Ivanka Shows 'Softer Side' of Donald Trump at RNC | NBC 6 South Florida
Decision 2016

Decision 2016

Full coverage of the race for the White House

Ivanka Shows 'Softer Side' of Donald Trump at RNC

Ivanka Trump said her father "will fight for equal pay for equal work"



    Ivanka Trump introduced her father, Donald J. Trump, on the final night of the Republican National Convention, referencing his construction experience as credentials for the presidency. (Published Thursday, July 21, 2016)

    Donald Trump's daughter promised Thursday that her father will fight for equal pay for women and affordable childcare for parents, issues the Republican nominee has rarely if ever addressed on the campaign trail. 

    Ivanka Trump got an enthusiastic welcome at the Republican National Convention.
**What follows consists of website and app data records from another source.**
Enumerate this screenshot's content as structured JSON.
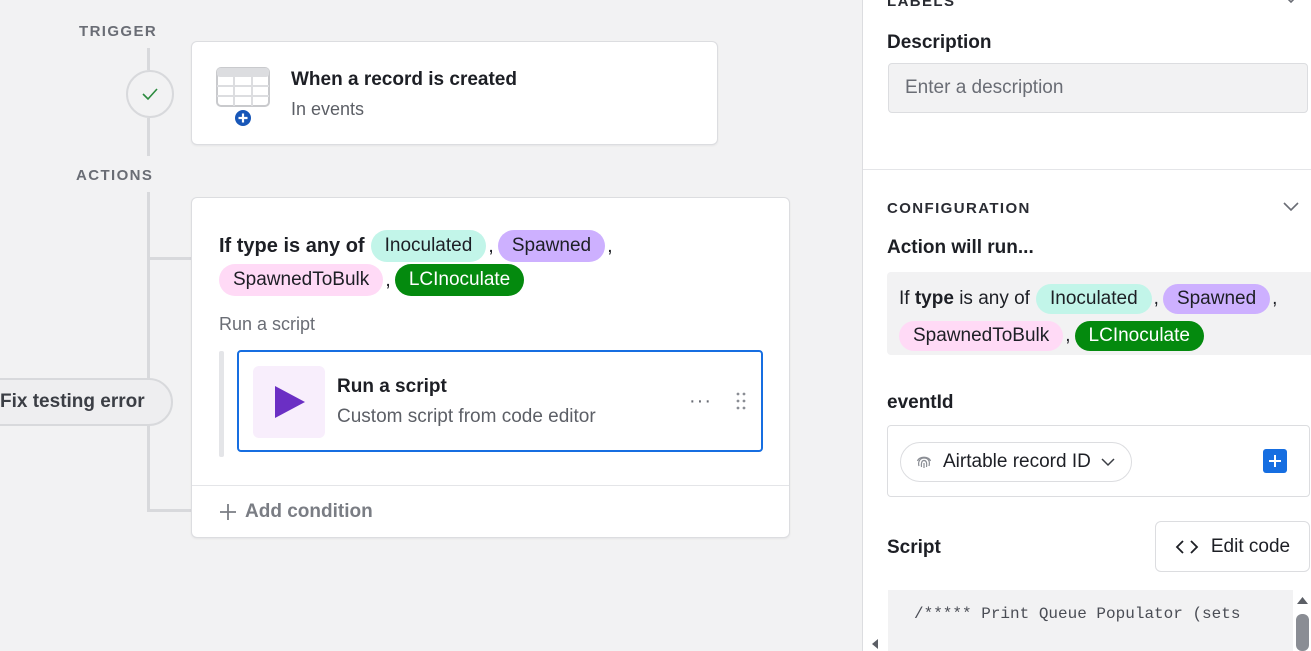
{
  "canvas": {
    "trigger_label": "TRIGGER",
    "actions_label": "ACTIONS",
    "trigger_card": {
      "title": "When a record is created",
      "subtitle": "In events"
    },
    "condition": {
      "prefix": "If type is any of",
      "pills": [
        {
          "text": "Inoculated",
          "bg": "#c2f5e9",
          "fg": "#1d1f25"
        },
        {
          "text": "Spawned",
          "bg": "#cdb0ff",
          "fg": "#1d1f25"
        },
        {
          "text": "SpawnedToBulk",
          "bg": "#ffdaf6",
          "fg": "#1d1f25"
        },
        {
          "text": "LCInoculate",
          "bg": "#048a0e",
          "fg": "#ffffff"
        }
      ]
    },
    "run_label": "Run a script",
    "script_card": {
      "title": "Run a script",
      "subtitle": "Custom script from code editor",
      "more": "···"
    },
    "add_condition": "Add condition",
    "fix_error": "Fix testing error"
  },
  "panel": {
    "labels_header": "LABELS",
    "description_label": "Description",
    "description_placeholder": "Enter a description",
    "config_header": "CONFIGURATION",
    "action_will_run": "Action will run...",
    "summary": {
      "if": "If",
      "field": "type",
      "op": "is any of"
    },
    "eventid_label": "eventId",
    "record_chip": "Airtable record ID",
    "script_label": "Script",
    "edit_code": "Edit code",
    "code_first_line": "/***** Print Queue Populator (sets"
  },
  "colors": {
    "accent": "#166ee1",
    "play": "#6b2fc4"
  }
}
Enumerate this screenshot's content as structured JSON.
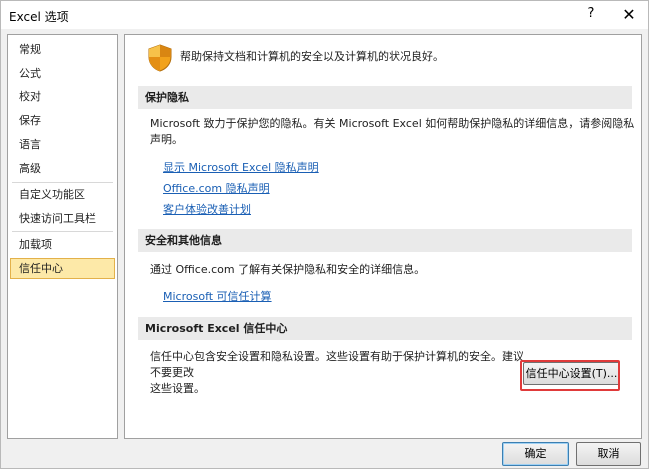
{
  "window": {
    "title": "Excel 选项",
    "help_label": "?",
    "close_label": "✕"
  },
  "sidebar": {
    "items": [
      {
        "label": "常规"
      },
      {
        "label": "公式"
      },
      {
        "label": "校对"
      },
      {
        "label": "保存"
      },
      {
        "label": "语言"
      },
      {
        "label": "高级"
      },
      {
        "label": "自定义功能区"
      },
      {
        "label": "快速访问工具栏"
      },
      {
        "label": "加载项"
      },
      {
        "label": "信任中心"
      }
    ],
    "active_index": 9
  },
  "content": {
    "intro": "帮助保持文档和计算机的安全以及计算机的状况良好。",
    "privacy": {
      "header": "保护隐私",
      "text_line1": "Microsoft 致力于保护您的隐私。有关 Microsoft Excel 如何帮助保护隐私的详细信息，请参阅隐私",
      "text_line2": "声明。",
      "links": [
        "显示 Microsoft Excel 隐私声明",
        "Office.com 隐私声明",
        "客户体验改善计划"
      ]
    },
    "security": {
      "header": "安全和其他信息",
      "text": "通过 Office.com 了解有关保护隐私和安全的详细信息。",
      "link": "Microsoft 可信任计算"
    },
    "trust_center": {
      "header": "Microsoft Excel 信任中心",
      "text_line1": "信任中心包含安全设置和隐私设置。这些设置有助于保护计算机的安全。建议",
      "text_line2": "不要更改",
      "text_line3": "这些设置。",
      "button": "信任中心设置(T)..."
    }
  },
  "footer": {
    "ok": "确定",
    "cancel": "取消"
  },
  "colors": {
    "active_item_bg": "#fde9a8",
    "link": "#1a5fb4",
    "highlight": "#e03a3a"
  }
}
Her primetime speech elicited repeated applause and much praise from delegates in the arena. 

    Touting a side of her father rarely seen on the campaign trail, Ivanka Trump cast her father as a leader who would fight to address the student debt problem and would be a champion for equal pay for mothers and single women. 

    "As president, my father will change the labor laws that were put in place at a time when women weren't a significant portion of the workplace, and he will focus on making quality childcare affordable and accessible for all," Ivanka Trump said. 

    Trump has not addressed childcare costs or the gender pay gap so far in his 2016 presidential bid. These are issues usually touted by Democrats. 

    Trump's past statements on women in the workplace have included calling pregnancy "an inconvenience" and telling a voter in New Hampshire last year that women will receive the same pay as men "if they do as good a job." 

    On Thursday, Ivanka Trump said her father "will fight for equal pay for equal work." 

    Ivanka Trump vowed that her father would "focus on making affordable childcare affordable and accessible for all" if elected. 

    Trump Will Honor Election Results 'If I Win'

    [NATL] Trump Will Honor Presidential Election Results 'If I Win'
    Speaking at a rally in Ohio on Oct. 20, 2016, Donald Trump said that he would accept the presidential election results if they were in his favor. "I would like to promise and pledge to all of my voters and supporters and to all the people of the United Staes that I will totally accept the results of this great and historic presidential election -- if I win,” Donald Trump said, emphasizing the last three words by pointing into the crowd. The rally was held the day following the final debate, during which the issue of whether he would accept the election results came up. At the debate, he said he would have to wait and see what the results were. (Published Thursday, Oct. 20, 2016)

    Ivanka Trump was a big hit among the delegates. 

    "She is showing the softer side" of Trump, said Chris Herrod, state director for Ted Cruz in Utah. "She hit the gender pay issue which is very important. And she talked about the family. I think she's done very, very well." 

    Wisconsin delegate Kathy Kiernan called Ivanka's speech "perfect." 

    "I think she's amazing. I think that looking at his children and how great they all are and how much they all love their father tells you a lot about the man as a parent," Kiernan said. "I think she's one of his best assets." 

    Trump, Clinton Trade Insults at Dinner

    [NATL-NY] Trump, Clinton Trade Insults at Dinner
    Bitter presidential rivals Hillary Clinton and Donald Trump had one more face-to-face showdown before Election Day. They tried to make it funny but plenty of the jokes bombed, and some even earned scattered boos. Watch each of the candidates' roasts in their entirety here. (Published Friday, Oct. 21, 2016)

    California delegate Shawn Steel said Ivanka Trump's speech was "the high point of the entire convention for me." 

    "He does the blue collar, she does the millennials. It's a powerful combination," Steel said. "This woman I've been saying for some time is the greatest asset Donald trump has." 

    Associated Press writers Matthew Daly, Jill Colvin, Josh Lederman, Erica Werner and Jeff Horwitz in Washington contributed to this report.